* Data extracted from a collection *
========================

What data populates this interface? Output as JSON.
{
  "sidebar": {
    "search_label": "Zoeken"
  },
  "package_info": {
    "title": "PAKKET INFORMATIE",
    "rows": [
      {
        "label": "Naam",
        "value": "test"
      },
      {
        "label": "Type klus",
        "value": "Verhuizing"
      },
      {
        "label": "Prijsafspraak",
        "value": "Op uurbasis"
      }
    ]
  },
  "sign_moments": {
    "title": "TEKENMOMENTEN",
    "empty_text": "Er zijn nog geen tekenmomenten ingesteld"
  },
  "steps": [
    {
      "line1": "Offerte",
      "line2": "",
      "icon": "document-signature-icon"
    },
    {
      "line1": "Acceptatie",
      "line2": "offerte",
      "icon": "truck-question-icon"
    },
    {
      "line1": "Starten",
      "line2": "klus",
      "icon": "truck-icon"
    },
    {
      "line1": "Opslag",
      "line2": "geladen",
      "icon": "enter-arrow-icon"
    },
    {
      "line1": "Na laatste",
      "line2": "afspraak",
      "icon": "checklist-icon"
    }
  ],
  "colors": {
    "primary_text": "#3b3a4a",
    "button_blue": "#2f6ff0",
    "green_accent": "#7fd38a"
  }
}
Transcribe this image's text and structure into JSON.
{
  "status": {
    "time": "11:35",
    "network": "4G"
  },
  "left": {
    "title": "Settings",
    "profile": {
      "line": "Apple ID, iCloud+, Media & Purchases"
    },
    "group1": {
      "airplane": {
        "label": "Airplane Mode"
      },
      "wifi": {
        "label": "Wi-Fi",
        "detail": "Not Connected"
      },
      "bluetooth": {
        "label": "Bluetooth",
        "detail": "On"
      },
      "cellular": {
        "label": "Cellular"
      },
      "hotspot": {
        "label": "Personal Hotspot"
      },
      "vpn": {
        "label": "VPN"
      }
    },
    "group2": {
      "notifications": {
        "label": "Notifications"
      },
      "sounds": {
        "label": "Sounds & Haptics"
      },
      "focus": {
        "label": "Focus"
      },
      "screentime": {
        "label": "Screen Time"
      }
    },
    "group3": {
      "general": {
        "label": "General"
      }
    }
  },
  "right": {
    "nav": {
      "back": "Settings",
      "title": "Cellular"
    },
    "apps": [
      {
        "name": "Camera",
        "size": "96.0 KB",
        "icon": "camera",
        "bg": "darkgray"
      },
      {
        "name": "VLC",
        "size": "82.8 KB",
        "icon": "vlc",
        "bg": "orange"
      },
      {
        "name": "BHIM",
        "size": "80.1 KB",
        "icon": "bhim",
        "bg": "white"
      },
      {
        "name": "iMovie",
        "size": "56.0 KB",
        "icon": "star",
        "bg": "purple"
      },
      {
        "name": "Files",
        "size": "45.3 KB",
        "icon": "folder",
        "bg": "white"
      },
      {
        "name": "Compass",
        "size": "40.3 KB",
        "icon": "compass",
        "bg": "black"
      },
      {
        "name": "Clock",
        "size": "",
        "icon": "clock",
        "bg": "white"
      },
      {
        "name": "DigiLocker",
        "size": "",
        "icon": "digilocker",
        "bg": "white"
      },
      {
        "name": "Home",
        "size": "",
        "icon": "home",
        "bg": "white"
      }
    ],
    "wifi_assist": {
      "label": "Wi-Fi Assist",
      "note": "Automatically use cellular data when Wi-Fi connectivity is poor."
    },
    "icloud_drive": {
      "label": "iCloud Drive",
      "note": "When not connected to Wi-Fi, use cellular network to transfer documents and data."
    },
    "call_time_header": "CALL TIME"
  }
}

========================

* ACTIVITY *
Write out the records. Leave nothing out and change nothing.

* EXERCISE OUTPUT *
What data populates this interface? Output as JSON.
{
  "sidebar": {
    "search_label": "Zoeken"
  },
  "package_info": {
    "title": "PAKKET INFORMATIE",
    "rows": [
      {
        "label": "Naam",
        "value": "test"
      },
      {
        "label": "Type klus",
        "value": "Verhuizing"
      },
      {
        "label": "Prijsafspraak",
        "value": "Op uurbasis"
      }
    ]
  },
  "sign_moments": {
    "title": "TEKENMOMENTEN",
    "empty_text": "Er zijn nog geen tekenmomenten ingesteld"
  },
  "steps": [
    {
      "line1": "Offerte",
      "line2": "",
      "icon": "document-signature-icon"
    },
    {
      "line1": "Acceptatie",
      "line2": "offerte",
      "icon": "truck-question-icon"
    },
    {
      "line1": "Starten",
      "line2": "klus",
      "icon": "truck-icon"
    },
    {
      "line1": "Opslag",
      "line2": "geladen",
      "icon": "enter-arrow-icon"
    },
    {
      "line1": "Na laatste",
      "line2": "afspraak",
      "icon": "checklist-icon"
    }
  ],
  "colors": {
    "primary_text": "#3b3a4a",
    "button_blue": "#2f6ff0",
    "green_accent": "#7fd38a"
  }
}
Transcribe this image's text and structure into JSON.
{
  "status": {
    "time": "11:35",
    "network": "4G"
  },
  "left": {
    "title": "Settings",
    "profile": {
      "line": "Apple ID, iCloud+, Media & Purchases"
    },
    "group1": {
      "airplane": {
        "label": "Airplane Mode"
      },
      "wifi": {
        "label": "Wi-Fi",
        "detail": "Not Connected"
      },
      "bluetooth": {
        "label": "Bluetooth",
        "detail": "On"
      },
      "cellular": {
        "label": "Cellular"
      },
      "hotspot": {
        "label": "Personal Hotspot"
      },
      "vpn": {
        "label": "VPN"
      }
    },
    "group2": {
      "notifications": {
        "label": "Notifications"
      },
      "sounds": {
        "label": "Sounds & Haptics"
      },
      "focus": {
        "label": "Focus"
      },
      "screentime": {
        "label": "Screen Time"
      }
    },
    "group3": {
      "general": {
        "label": "General"
      }
    }
  },
  "right": {
    "nav": {
      "back": "Settings",
      "title": "Cellular"
    },
    "apps": [
      {
        "name": "Camera",
        "size": "96.0 KB",
        "icon": "camera",
        "bg": "darkgray"
      },
      {
        "name": "VLC",
        "size": "82.8 KB",
        "icon": "vlc",
        "bg": "orange"
      },
      {
        "name": "BHIM",
        "size": "80.1 KB",
        "icon": "bhim",
        "bg": "white"
      },
      {
        "name": "iMovie",
        "size": "56.0 KB",
        "icon": "star",
        "bg": "purple"
      },
      {
        "name": "Files",
        "size": "45.3 KB",
        "icon": "folder",
        "bg": "white"
      },
      {
        "name": "Compass",
        "size": "40.3 KB",
        "icon": "compass",
        "bg": "black"
      },
      {
        "name": "Clock",
        "size": "",
        "icon": "clock",
        "bg": "white"
      },
      {
        "name": "DigiLocker",
        "size": "",
        "icon": "digilocker",
        "bg": "white"
      },
      {
        "name": "Home",
        "size": "",
        "icon": "home",
        "bg": "white"
      }
    ],
    "wifi_assist": {
      "label": "Wi-Fi Assist",
      "note": "Automatically use cellular data when Wi-Fi connectivity is poor."
    },
    "icloud_drive": {
      "label": "iCloud Drive",
      "note": "When not connected to Wi-Fi, use cellular network to transfer documents and data."
    },
    "call_time_header": "CALL TIME"
  }
}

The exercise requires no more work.